**Task description**
Go through the entries below and tally the lines holding "Website"; please reply with the number only.

(Data records for software interfaces)
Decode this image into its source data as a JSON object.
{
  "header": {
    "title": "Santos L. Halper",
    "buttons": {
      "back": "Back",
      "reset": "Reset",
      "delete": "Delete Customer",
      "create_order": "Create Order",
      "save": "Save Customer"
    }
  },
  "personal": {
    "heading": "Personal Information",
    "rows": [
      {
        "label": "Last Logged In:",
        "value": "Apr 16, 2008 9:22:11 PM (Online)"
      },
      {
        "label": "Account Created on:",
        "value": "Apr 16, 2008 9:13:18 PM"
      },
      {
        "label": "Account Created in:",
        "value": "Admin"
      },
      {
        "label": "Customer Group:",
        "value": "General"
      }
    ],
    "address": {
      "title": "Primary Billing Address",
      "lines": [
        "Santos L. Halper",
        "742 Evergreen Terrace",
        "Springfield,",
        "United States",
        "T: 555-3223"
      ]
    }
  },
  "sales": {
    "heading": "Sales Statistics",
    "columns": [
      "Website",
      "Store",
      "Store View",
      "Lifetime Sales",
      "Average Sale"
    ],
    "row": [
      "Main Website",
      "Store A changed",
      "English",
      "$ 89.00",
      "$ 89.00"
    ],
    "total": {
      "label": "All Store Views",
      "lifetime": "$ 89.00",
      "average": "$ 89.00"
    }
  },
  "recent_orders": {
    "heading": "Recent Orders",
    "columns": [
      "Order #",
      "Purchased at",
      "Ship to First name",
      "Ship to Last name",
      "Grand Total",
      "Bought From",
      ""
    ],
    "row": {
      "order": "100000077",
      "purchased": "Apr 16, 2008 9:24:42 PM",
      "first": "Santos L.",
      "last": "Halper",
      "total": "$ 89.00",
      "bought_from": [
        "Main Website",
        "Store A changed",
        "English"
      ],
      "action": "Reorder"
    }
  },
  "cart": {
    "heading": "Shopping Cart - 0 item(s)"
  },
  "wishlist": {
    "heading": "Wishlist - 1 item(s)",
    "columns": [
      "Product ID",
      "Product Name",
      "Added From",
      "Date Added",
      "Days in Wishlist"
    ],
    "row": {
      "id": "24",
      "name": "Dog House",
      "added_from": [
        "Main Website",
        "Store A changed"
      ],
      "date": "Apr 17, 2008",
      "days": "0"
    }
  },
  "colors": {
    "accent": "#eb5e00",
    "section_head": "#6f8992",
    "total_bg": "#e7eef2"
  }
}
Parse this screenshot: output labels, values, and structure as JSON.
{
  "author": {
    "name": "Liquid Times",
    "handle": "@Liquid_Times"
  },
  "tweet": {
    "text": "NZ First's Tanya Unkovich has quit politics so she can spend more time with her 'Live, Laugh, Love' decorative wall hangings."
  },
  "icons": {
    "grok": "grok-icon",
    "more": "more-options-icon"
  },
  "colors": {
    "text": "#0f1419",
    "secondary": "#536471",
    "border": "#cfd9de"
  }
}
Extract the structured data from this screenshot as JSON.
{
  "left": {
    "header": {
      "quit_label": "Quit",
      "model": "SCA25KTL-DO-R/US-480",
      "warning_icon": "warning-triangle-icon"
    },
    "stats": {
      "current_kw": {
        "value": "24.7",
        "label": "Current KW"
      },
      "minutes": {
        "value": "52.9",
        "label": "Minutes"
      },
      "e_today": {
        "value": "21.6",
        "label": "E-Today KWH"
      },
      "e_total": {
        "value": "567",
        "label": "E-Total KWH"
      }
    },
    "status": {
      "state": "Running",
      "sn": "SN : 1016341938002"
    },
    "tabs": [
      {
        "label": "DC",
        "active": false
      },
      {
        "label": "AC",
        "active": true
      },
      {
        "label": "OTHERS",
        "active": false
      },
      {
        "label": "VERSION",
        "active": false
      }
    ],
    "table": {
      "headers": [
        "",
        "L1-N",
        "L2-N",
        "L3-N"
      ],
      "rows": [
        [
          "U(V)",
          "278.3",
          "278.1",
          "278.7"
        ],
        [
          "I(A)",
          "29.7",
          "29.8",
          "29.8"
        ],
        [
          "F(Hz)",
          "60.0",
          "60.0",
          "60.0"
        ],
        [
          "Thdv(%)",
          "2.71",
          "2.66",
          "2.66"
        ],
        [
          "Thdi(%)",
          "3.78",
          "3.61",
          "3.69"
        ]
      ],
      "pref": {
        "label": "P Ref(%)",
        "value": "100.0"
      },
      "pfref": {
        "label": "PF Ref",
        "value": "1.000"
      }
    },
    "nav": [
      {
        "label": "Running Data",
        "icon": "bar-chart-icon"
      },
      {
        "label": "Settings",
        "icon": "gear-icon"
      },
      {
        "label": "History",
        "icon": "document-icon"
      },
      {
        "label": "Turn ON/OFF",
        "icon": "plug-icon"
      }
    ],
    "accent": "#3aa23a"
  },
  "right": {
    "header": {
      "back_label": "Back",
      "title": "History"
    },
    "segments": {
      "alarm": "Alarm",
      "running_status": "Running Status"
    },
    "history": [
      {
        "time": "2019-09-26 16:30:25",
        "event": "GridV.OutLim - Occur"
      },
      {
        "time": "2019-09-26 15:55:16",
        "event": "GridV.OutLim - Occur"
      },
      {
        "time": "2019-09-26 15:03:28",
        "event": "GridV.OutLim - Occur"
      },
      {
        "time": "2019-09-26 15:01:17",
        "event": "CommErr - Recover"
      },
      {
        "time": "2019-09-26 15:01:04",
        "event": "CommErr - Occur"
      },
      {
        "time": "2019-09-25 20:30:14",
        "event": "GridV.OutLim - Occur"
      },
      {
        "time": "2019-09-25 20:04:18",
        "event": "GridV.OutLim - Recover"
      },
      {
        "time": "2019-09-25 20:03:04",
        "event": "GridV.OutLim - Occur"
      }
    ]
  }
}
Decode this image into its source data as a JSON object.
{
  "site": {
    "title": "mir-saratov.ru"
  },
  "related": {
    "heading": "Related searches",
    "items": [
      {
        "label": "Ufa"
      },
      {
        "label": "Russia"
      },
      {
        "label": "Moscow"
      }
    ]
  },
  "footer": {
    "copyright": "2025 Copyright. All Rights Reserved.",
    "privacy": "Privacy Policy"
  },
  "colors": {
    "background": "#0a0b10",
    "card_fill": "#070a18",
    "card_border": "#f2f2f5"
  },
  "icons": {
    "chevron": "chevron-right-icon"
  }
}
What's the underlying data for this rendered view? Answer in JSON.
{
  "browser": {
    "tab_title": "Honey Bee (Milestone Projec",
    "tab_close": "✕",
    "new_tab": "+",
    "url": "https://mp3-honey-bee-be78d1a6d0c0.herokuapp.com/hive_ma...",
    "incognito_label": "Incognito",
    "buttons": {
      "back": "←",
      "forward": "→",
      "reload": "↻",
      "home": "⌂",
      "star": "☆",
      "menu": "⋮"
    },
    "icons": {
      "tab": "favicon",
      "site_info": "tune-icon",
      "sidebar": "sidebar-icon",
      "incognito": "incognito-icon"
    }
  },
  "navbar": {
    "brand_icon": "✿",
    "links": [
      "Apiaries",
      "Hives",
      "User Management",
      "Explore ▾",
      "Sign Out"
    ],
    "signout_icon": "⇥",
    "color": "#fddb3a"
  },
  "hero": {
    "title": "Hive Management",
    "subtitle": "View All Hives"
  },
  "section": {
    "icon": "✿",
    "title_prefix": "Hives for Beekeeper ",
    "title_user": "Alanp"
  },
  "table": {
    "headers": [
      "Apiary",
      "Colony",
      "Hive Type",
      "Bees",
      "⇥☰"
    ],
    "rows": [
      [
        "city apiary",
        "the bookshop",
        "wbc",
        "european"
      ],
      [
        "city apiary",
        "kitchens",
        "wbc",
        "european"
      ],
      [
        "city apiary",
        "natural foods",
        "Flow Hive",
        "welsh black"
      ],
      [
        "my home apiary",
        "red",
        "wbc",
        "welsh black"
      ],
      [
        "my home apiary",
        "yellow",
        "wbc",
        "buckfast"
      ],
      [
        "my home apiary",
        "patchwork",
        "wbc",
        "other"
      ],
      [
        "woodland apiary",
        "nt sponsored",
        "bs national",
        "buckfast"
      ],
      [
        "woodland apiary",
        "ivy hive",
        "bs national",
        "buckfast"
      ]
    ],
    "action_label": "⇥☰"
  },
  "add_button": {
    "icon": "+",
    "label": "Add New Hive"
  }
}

**Task result**
4